§ **Problem**:
From the entries that follow, extract each line holding the string "your".
-- Dataset follows --
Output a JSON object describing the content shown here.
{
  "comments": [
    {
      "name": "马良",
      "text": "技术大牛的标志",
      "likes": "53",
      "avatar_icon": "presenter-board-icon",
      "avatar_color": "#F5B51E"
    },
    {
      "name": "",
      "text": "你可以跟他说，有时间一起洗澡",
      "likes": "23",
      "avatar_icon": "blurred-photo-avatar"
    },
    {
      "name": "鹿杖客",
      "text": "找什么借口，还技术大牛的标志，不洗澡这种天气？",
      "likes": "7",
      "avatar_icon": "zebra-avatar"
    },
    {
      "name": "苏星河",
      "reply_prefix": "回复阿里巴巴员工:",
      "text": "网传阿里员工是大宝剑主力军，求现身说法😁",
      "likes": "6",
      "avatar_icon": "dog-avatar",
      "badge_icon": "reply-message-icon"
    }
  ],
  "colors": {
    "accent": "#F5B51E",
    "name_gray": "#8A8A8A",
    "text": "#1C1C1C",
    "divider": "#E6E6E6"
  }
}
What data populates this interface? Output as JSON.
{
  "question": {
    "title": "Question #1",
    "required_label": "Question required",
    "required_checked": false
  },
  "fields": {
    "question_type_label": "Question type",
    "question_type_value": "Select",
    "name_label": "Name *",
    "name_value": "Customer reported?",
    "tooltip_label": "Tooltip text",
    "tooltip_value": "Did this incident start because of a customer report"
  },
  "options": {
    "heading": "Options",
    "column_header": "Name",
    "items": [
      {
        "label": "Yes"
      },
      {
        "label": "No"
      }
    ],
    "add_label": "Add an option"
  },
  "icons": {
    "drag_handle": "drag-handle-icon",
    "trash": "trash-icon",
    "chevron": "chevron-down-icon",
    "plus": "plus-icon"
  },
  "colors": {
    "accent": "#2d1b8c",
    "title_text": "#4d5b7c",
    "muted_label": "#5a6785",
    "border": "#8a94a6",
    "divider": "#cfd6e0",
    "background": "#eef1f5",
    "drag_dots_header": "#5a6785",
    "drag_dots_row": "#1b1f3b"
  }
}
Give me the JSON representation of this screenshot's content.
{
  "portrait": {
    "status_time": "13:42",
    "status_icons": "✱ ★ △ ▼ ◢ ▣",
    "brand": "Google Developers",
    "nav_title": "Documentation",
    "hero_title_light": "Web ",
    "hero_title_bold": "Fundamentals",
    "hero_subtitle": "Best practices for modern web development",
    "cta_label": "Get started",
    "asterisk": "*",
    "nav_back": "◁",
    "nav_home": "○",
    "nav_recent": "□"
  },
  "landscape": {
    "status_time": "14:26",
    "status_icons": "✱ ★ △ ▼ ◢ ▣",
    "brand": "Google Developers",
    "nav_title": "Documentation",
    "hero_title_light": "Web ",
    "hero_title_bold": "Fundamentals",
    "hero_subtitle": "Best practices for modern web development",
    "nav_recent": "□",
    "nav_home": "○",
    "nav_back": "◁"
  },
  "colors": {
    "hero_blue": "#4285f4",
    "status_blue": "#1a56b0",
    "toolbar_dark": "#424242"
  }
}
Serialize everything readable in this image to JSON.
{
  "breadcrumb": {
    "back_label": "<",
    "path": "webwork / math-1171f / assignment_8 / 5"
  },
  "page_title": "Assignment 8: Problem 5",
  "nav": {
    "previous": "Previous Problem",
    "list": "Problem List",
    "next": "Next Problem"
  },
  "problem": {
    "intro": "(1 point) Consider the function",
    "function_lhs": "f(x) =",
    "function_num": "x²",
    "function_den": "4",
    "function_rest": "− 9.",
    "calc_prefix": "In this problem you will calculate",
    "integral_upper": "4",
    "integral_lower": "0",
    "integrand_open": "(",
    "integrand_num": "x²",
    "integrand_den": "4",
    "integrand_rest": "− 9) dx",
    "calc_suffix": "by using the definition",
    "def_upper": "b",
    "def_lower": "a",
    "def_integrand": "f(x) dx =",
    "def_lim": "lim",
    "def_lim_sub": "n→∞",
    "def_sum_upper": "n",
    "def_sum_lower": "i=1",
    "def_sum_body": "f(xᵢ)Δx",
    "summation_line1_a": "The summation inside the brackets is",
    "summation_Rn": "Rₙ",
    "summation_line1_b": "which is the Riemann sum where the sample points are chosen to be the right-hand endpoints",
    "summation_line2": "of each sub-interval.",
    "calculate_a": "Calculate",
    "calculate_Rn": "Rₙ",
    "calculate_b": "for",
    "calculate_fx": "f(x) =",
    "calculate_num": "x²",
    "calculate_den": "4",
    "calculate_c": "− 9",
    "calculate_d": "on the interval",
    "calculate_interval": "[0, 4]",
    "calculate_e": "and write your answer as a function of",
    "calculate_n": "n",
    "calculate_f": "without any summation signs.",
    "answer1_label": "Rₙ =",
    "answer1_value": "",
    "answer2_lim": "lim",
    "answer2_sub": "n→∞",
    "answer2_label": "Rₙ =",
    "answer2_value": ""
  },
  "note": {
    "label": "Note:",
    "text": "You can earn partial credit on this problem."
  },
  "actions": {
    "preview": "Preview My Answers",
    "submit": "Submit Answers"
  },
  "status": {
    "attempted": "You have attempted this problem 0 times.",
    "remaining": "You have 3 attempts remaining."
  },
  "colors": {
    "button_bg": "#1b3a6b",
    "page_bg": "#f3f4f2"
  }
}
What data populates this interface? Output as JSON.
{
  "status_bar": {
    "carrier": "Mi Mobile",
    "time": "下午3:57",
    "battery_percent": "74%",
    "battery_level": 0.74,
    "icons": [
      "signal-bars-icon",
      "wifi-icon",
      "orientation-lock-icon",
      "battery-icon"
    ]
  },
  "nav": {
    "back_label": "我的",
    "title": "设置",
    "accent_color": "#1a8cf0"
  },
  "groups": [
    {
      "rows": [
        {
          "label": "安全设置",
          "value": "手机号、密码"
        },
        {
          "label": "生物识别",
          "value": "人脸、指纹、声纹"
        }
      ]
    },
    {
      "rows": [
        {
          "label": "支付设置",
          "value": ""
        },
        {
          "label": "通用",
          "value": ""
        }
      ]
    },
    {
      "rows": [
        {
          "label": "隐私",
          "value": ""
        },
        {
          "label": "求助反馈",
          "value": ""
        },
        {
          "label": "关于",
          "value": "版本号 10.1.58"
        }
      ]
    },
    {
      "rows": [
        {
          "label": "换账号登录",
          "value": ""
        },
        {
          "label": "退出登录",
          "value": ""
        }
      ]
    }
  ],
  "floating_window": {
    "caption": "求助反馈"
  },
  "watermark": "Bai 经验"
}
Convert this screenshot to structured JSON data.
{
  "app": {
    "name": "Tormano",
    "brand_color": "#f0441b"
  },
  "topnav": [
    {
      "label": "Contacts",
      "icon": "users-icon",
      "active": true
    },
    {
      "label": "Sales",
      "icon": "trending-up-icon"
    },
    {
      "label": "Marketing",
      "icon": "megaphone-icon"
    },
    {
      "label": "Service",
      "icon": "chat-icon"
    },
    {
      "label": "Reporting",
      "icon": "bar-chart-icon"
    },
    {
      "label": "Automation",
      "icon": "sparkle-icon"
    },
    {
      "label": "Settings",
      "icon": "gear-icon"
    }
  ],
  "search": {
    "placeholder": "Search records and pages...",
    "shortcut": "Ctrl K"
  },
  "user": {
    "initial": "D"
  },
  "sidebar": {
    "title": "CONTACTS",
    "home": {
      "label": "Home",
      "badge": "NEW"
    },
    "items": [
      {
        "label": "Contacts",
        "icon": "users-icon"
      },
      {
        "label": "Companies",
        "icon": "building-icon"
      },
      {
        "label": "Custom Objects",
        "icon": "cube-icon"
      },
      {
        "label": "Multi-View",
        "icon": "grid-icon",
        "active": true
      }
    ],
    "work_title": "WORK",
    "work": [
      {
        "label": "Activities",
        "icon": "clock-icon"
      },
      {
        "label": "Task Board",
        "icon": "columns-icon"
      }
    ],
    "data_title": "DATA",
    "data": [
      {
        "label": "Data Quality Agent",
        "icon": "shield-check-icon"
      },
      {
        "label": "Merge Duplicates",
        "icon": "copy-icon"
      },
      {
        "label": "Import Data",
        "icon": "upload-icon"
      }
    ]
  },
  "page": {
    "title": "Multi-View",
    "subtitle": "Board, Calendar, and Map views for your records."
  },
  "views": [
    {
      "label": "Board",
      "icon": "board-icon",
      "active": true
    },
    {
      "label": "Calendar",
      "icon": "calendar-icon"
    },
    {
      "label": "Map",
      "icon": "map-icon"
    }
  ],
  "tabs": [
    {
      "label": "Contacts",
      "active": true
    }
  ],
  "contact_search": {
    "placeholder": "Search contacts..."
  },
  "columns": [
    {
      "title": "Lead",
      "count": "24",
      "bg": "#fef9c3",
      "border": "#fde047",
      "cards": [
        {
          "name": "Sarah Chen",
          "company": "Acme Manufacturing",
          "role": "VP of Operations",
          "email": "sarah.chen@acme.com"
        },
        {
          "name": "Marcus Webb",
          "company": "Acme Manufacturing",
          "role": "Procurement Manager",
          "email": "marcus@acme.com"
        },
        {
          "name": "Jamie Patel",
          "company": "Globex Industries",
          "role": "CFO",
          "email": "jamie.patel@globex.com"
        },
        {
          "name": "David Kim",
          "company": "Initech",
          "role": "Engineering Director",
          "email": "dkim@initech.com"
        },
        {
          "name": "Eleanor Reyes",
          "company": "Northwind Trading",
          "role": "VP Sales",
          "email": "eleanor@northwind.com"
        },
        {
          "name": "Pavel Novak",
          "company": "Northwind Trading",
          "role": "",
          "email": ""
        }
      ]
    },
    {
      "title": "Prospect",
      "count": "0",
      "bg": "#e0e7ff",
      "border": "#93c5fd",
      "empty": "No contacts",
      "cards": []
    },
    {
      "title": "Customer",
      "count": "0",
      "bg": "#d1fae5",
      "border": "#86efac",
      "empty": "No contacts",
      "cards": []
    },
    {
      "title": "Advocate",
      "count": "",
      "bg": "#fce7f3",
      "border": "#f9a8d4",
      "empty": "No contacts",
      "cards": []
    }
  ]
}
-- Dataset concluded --
§ **Solution for this problem**:
    "calculate_e": "and write your answer as a function of",
    "subtitle": "Board, Calendar, and Map views for your records."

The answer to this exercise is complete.